A powerful content marketing campaign may lead shoppers to search for long-tail keywords, which can lead to additional sales.
Non-target keywords on the website can also lead to search traffic keywords called long-tail words; long-tail words are logical combinations of two or more common keywords.
For example, many people will search for the word “running shoes” instead of “Nike running shoes”; similarly, more people will search for “Nike running shoes” instead of “Nike Free RN men’s running shoes”. The more specific the search, the longer the long-tail words.
Google data confirms the long-tail theory, general keywords can get more search volume than specific keywords, but specific keywords may mean higher visitor participation and conversion rate.
In 2004, Wired Magazine editor Chris Anderson coined the term “long tail” for SEO optimizers, marketers, and e-commerce entrepreneurs. Anderson hinted that online retailers could succeed in online retailing by focusing on long tail words or offering relatively “difficult to find” products.
One of the best ways to succeed in the fierce online retail market is actually to optimize long-tail search.
Long-tail conversion rate
Back in 2010, most of Amazon’s book sales (about 57%) came from long tail word searches.
Amazon is driving book sales by offering hard-to-find books, although relatively few people look for specific titles. Individually, these books may not sell much, but overall, sales are considerable.
Similarly, Anderson noted that Wal-Mart would not previously store CDs in its stores unless it was likely to sell at least 100,000 copies. This leaves a lot of room for other companies because they can focus on those CDs that can sell 80,000, 50,000 or 1,000 copies.
This basic approach is also applicable to content marketing. Specific in-depth and useful content may attract visitors with very detailed interests and purchase intent.

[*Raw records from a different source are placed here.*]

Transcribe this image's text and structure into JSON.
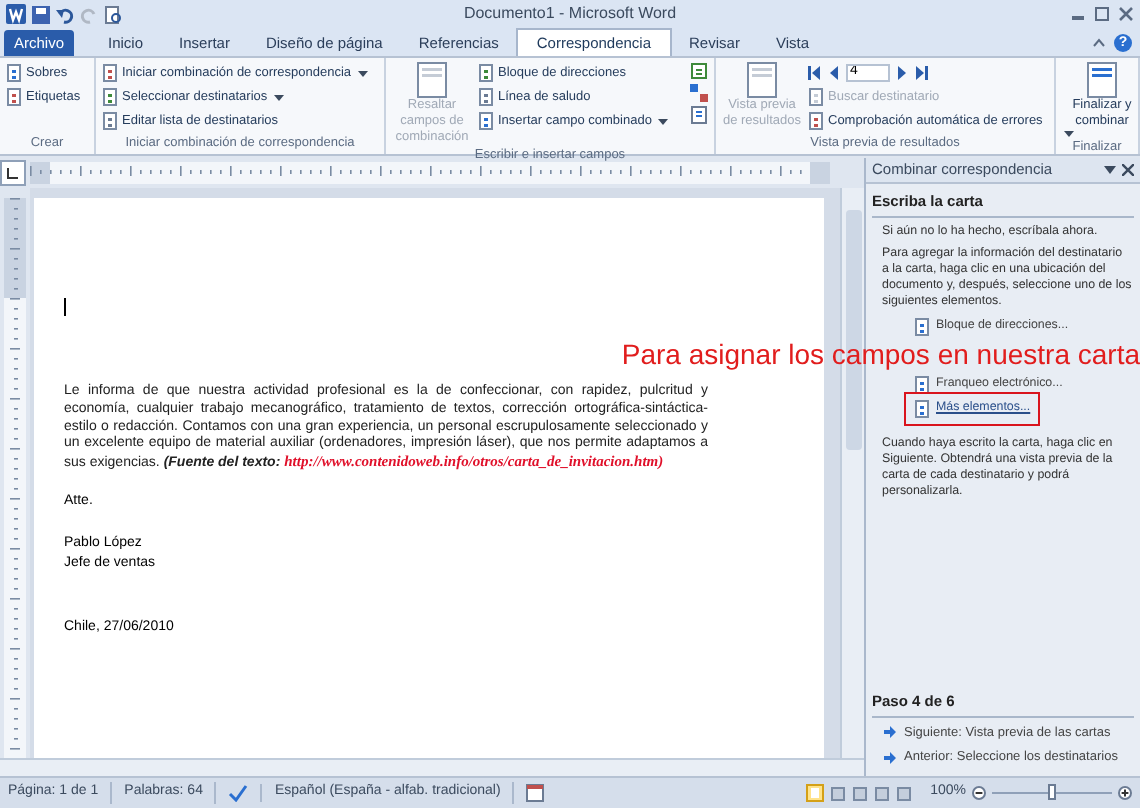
{
  "window": {
    "title": "Documento1 - Microsoft Word"
  },
  "tabs": [
    {
      "label": "Archivo",
      "kind": "file",
      "selected": false
    },
    {
      "label": "Inicio",
      "kind": "tab",
      "selected": false
    },
    {
      "label": "Insertar",
      "kind": "tab",
      "selected": false
    },
    {
      "label": "Diseño de página",
      "kind": "tab",
      "selected": false
    },
    {
      "label": "Referencias",
      "kind": "tab",
      "selected": false
    },
    {
      "label": "Correspondencia",
      "kind": "tab",
      "selected": true
    },
    {
      "label": "Revisar",
      "kind": "tab",
      "selected": false
    },
    {
      "label": "Vista",
      "kind": "tab",
      "selected": false
    }
  ],
  "help_button": "?",
  "ribbon": {
    "groups": [
      {
        "label": "Crear",
        "columns": [
          {
            "kind": "stack",
            "items": [
              {
                "label": "Sobres",
                "disabled": false,
                "dropdown": false
              },
              {
                "label": "Etiquetas",
                "disabled": false,
                "dropdown": false
              }
            ]
          }
        ]
      },
      {
        "label": "Iniciar combinación de correspondencia",
        "columns": [
          {
            "kind": "stack",
            "items": [
              {
                "label": "Iniciar combinación de correspondencia",
                "disabled": false,
                "dropdown": true
              },
              {
                "label": "Seleccionar destinatarios",
                "disabled": false,
                "dropdown": true
              },
              {
                "label": "Editar lista de destinatarios",
                "disabled": false,
                "dropdown": false
              }
            ]
          }
        ]
      },
      {
        "label": "Escribir e insertar campos",
        "columns": [
          {
            "kind": "large",
            "label": "Resaltar campos de combinación",
            "disabled": true,
            "dropdown": false
          },
          {
            "kind": "stack",
            "items": [
              {
                "label": "Bloque de direcciones",
                "disabled": false,
                "dropdown": false
              },
              {
                "label": "Línea de saludo",
                "disabled": false,
                "dropdown": false
              },
              {
                "label": "Insertar campo combinado",
                "disabled": false,
                "dropdown": true
              }
            ]
          },
          {
            "kind": "icons"
          }
        ]
      },
      {
        "label": "Vista previa de resultados",
        "columns": [
          {
            "kind": "large",
            "label": "Vista previa de resultados",
            "disabled": true,
            "dropdown": false
          },
          {
            "kind": "stack",
            "items": [
              {
                "kind": "record",
                "value": "4"
              },
              {
                "label": "Buscar destinatario",
                "disabled": true,
                "dropdown": false
              },
              {
                "label": "Comprobación automática de errores",
                "disabled": false,
                "dropdown": false
              }
            ]
          }
        ]
      },
      {
        "label": "Finalizar",
        "columns": [
          {
            "kind": "large",
            "label": "Finalizar y combinar",
            "disabled": false,
            "dropdown": true
          }
        ]
      }
    ]
  },
  "document": {
    "paragraphs": [
      {
        "kind": "cursor"
      },
      {
        "kind": "body",
        "text": "Le informa de que nuestra actividad profesional es la de confeccionar, con rapidez, pulcritud y economía, cualquier trabajo mecanográfico, tratamiento de textos, corrección ortográfica-sintáctica-estilo o redacción. Contamos con una gran experiencia, un personal escrupulosamente seleccionado y un excelente equipo de material auxiliar (ordenadores, impresión láser), que nos permite adaptamos a sus exigencias.",
        "source_label": "(Fuente del texto:",
        "source_url": "http://www.contenidoweb.info/otros/carta_de_invitacion.htm)"
      },
      {
        "kind": "line",
        "text": "Atte."
      },
      {
        "kind": "signature",
        "lines": [
          "Pablo López",
          "Jefe de ventas"
        ]
      },
      {
        "kind": "date",
        "text": "Chile, 27/06/2010"
      }
    ]
  },
  "annotation": {
    "text": "Para asignar los campos en nuestra carta"
  },
  "task_pane": {
    "title": "Combinar correspondencia",
    "heading": "Escriba la carta",
    "intro": "Si aún no lo ha hecho, escríbala ahora.",
    "instructions": "Para agregar la información del destinatario a la carta, haga clic en una ubicación del documento y, después, seleccione uno de los siguientes elementos.",
    "items": [
      {
        "label": "Bloque de direcciones...",
        "highlighted": false
      },
      {
        "kind": "hidden"
      },
      {
        "label": "Franqueo electrónico...",
        "highlighted": false
      },
      {
        "label": "Más elementos...",
        "highlighted": true
      }
    ],
    "after": "Cuando haya escrito la carta, haga clic en Siguiente. Obtendrá una vista previa de la carta de cada destinatario y podrá personalizarla.",
    "step": "Paso 4 de 6",
    "links": [
      "Siguiente: Vista previa de las cartas",
      "Anterior: Seleccione los destinatarios"
    ]
  },
  "status_bar": {
    "page": "Página: 1 de 1",
    "words": "Palabras: 64",
    "language": "Español (España - alfab. tradicional)",
    "zoom": "100%",
    "zoom_slider": {
      "level": 0.5
    }
  }
}
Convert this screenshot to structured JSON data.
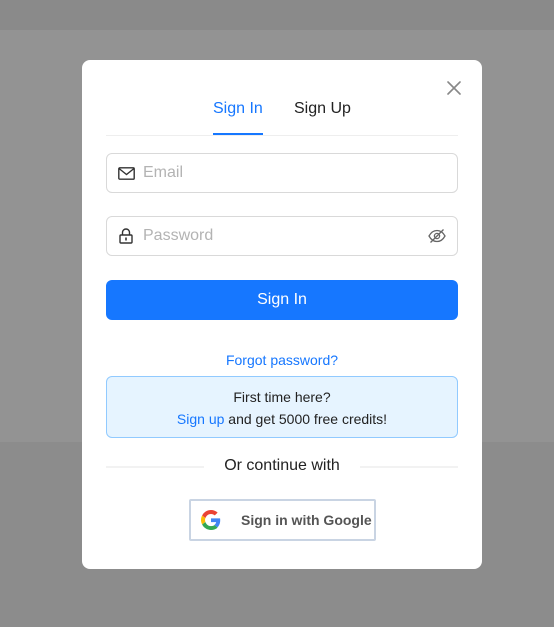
{
  "tabs": [
    {
      "label": "Sign In",
      "active": true
    },
    {
      "label": "Sign Up",
      "active": false
    }
  ],
  "email": {
    "placeholder": "Email",
    "value": "",
    "icon": "mail-icon"
  },
  "password": {
    "placeholder": "Password",
    "value": "",
    "icon": "lock-icon",
    "toggle_icon": "eye-off-icon"
  },
  "submit_label": "Sign In",
  "forgot_label": "Forgot password?",
  "info": {
    "line1": "First time here?",
    "link": "Sign up",
    "line2_rest": " and get 5000 free credits!"
  },
  "divider_text": "Or continue with",
  "google_label": "Sign in with Google",
  "colors": {
    "accent": "#1677ff",
    "info_bg": "#e6f4ff",
    "info_border": "#91caff"
  }
}
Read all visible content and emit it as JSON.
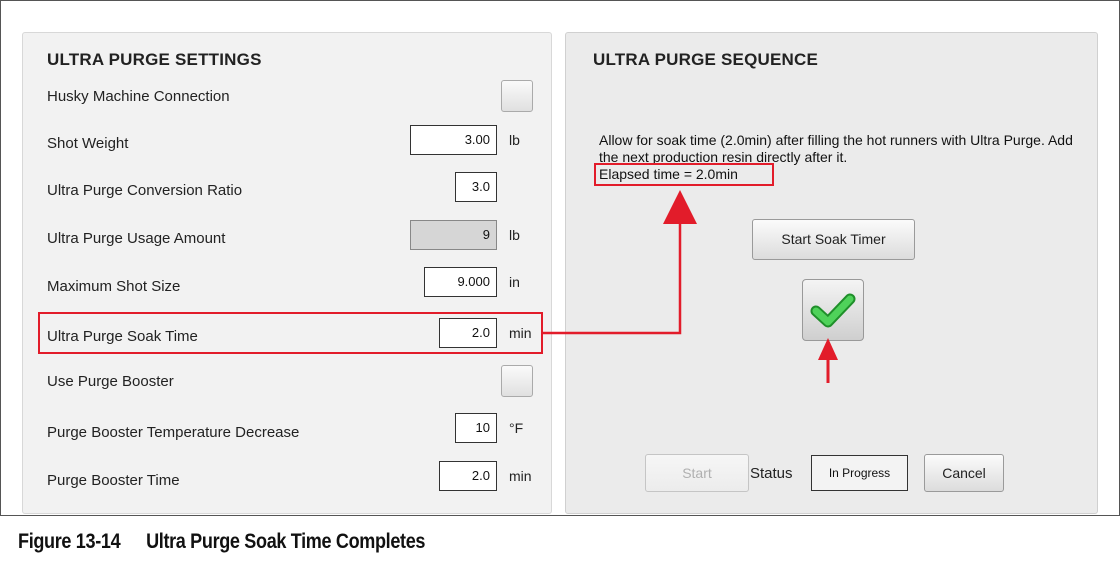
{
  "settings": {
    "title": "ULTRA PURGE SETTINGS",
    "rows": [
      {
        "label": "Husky Machine Connection",
        "type": "checkbox",
        "checked": false
      },
      {
        "label": "Shot Weight",
        "value": "3.00",
        "unit": "lb"
      },
      {
        "label": "Ultra Purge Conversion Ratio",
        "value": "3.0",
        "unit": ""
      },
      {
        "label": "Ultra Purge Usage Amount",
        "value": "9",
        "unit": "lb",
        "readonly": true
      },
      {
        "label": "Maximum Shot Size",
        "value": "9.000",
        "unit": "in"
      },
      {
        "label": "Ultra Purge Soak Time",
        "value": "2.0",
        "unit": "min",
        "highlighted": true
      },
      {
        "label": "Use Purge Booster",
        "type": "checkbox",
        "checked": false
      },
      {
        "label": "Purge Booster Temperature Decrease",
        "value": "10",
        "unit": "°F"
      },
      {
        "label": "Purge Booster Time",
        "value": "2.0",
        "unit": "min"
      }
    ]
  },
  "sequence": {
    "title": "ULTRA PURGE SEQUENCE",
    "description": "Allow for soak time (2.0min) after filling the hot runners with Ultra Purge. Add the next production resin directly after it.",
    "elapsed": "Elapsed time = 2.0min",
    "start_soak_button": "Start Soak Timer",
    "complete_icon": "check-icon",
    "start_button": "Start",
    "status_label": "Status",
    "status_value": "In Progress",
    "cancel_button": "Cancel"
  },
  "caption": {
    "figure": "Figure 13-14",
    "text": "Ultra Purge Soak Time Completes"
  },
  "colors": {
    "highlight": "#e21c2a",
    "check": "#3fbf4a"
  }
}
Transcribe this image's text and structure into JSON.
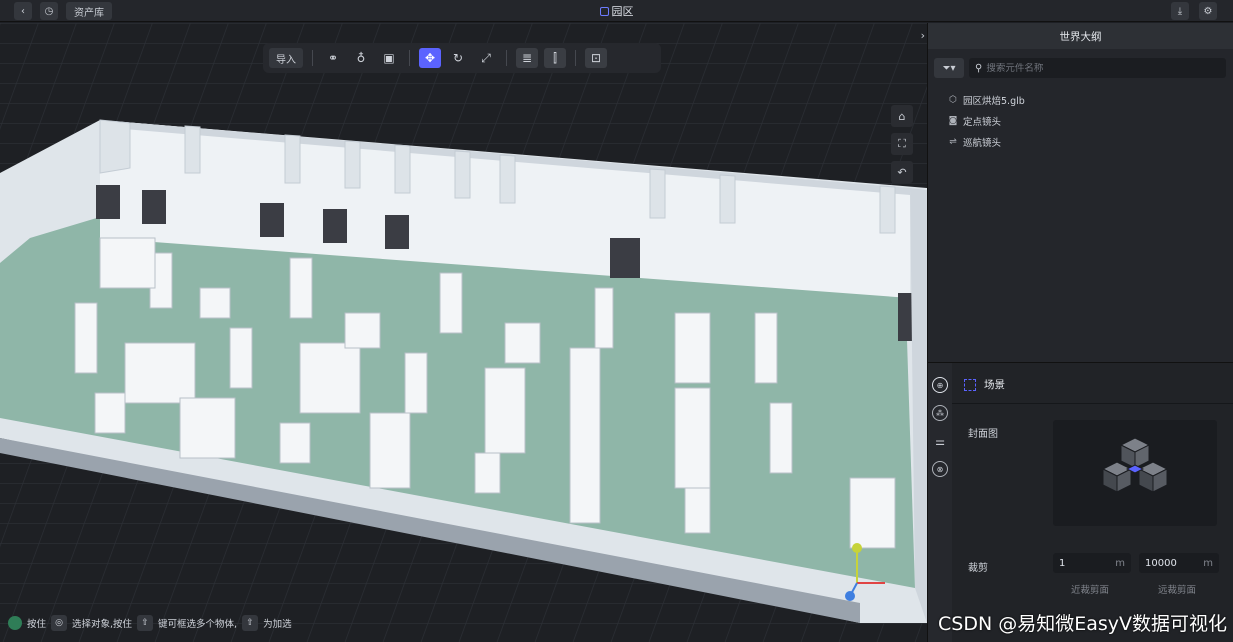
{
  "topbar": {
    "back_icon": "chevron-left-icon",
    "history_icon": "clock-icon",
    "library_label": "资产库",
    "title": "园区",
    "download_icon": "download-icon",
    "settings_icon": "gear-icon"
  },
  "toolbar": {
    "import_label": "导入",
    "tools": [
      "add-object-icon",
      "light-icon",
      "camera-icon",
      "move-icon",
      "rotate-icon",
      "scale-icon",
      "align-left-icon",
      "align-center-icon",
      "lock-icon"
    ],
    "active_tool": "move-icon"
  },
  "side_tools": [
    "view-mode-icon",
    "focus-icon",
    "undo-icon"
  ],
  "statusbar": {
    "press": "按住",
    "select_text": "选择对象,按住",
    "multi_text": "键可框选多个物体,",
    "add_text": "为加选"
  },
  "outline": {
    "title": "世界大纲",
    "search_placeholder": "搜索元件名称",
    "items": [
      {
        "icon": "model-icon",
        "label": "园区烘焙5.glb"
      },
      {
        "icon": "camera-icon",
        "label": "定点镜头"
      },
      {
        "icon": "route-icon",
        "label": "巡航镜头"
      }
    ]
  },
  "inspector": {
    "tabs": [
      "scene-icon",
      "materials-icon",
      "adjust-icon",
      "globe-icon"
    ],
    "section_title": "场景",
    "cover_label": "封面图",
    "clip_label": "裁剪",
    "near_value": "1",
    "far_value": "10000",
    "unit": "m",
    "near_caption": "近裁剪面",
    "far_caption": "远裁剪面"
  },
  "watermark": "CSDN @易知微EasyV数据可视化",
  "colors": {
    "accent": "#5b63ff",
    "floor": "#8fb6a8",
    "wall": "#e8edf2",
    "panel": "#24262b"
  }
}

In turn, the more focused the purpose of the site visitor, the higher the visitor engagement and conversion rate. Therefore, if an enterprise can drive more long-tail traffic, it may promote sales growth.
Long tail SEO optimization
According to Rand Fishkin, CEO of marketing company SparkToro, there are two approaches to long-tail SEO:
(1) Research and optimize a set of long-tail keywords with small batches but high conversion rates. (2) Don’t focus on traditional SEO for long tail words, but focus on customer-centric content marketing.
If a company’s marketing department can generate a lot of unique, useful, informative, or entertaining content, the company will be able to attract a lot of long-tail search traffic.
For example, a brick-and-mortar chain based in the northwestern United States posted about 330 content-rich videos on YouTube. On average, each video gets about 136 clicks per month.
For some people, 136 clicks a month doesn’t seem to be much. But overall, the company’s entire video is watched 45,000 times every 30 days. In January this year, viewers spent a total of 94 days watching this retailer’s YouTube video (watching once a minute).
The basic premise of content marketing is that when a company provides helpful content, potential customers will have a reciprocal feeling and eventually purchase the product. If this is correct, content marketing not only has the potential to attract long-tail search traffic, it can also help businesses get more sales.
Source of content
Long-tail SEO requires a lot of content, because long-tail SEO does not focus on high-traffic keywords and optimized landing pages, but rather focuses on specific content that can drive traffic.
Companies using content marketing to drive long tail SEO have the following options:
• Slowly develop outdated content for a relatively long period of time
• Always develop a lot of internal content for your website
• Rely on users to generate content
The first option is to slowly develop content for quite some time, just like the U.S. retailer with 330 YouTube videos mentioned above; the company’s first video on YouTube was in 2014 It was released in April, almost four years ago, after which the company cut video creation, posting an average of three videos every two weeks.
Enterprises’ operations in the field of e-commerce may generate a lot of content. For example, U.S. retailer Lowe’s publishes content on YouTube, while also retaining an important “creative” content section on its website; it also has a Lowe’s TV app for set-top boxes such as Apple TV, Amazon Fire, and Roku, and Content is posted on their social media accounts.
Finally, user-generated content is also useful. For example, merchants can encourage customers to actively participate in user forums, user-managed Q & A sections, and even product reviews, all of which can drive long-tail search traffic growth.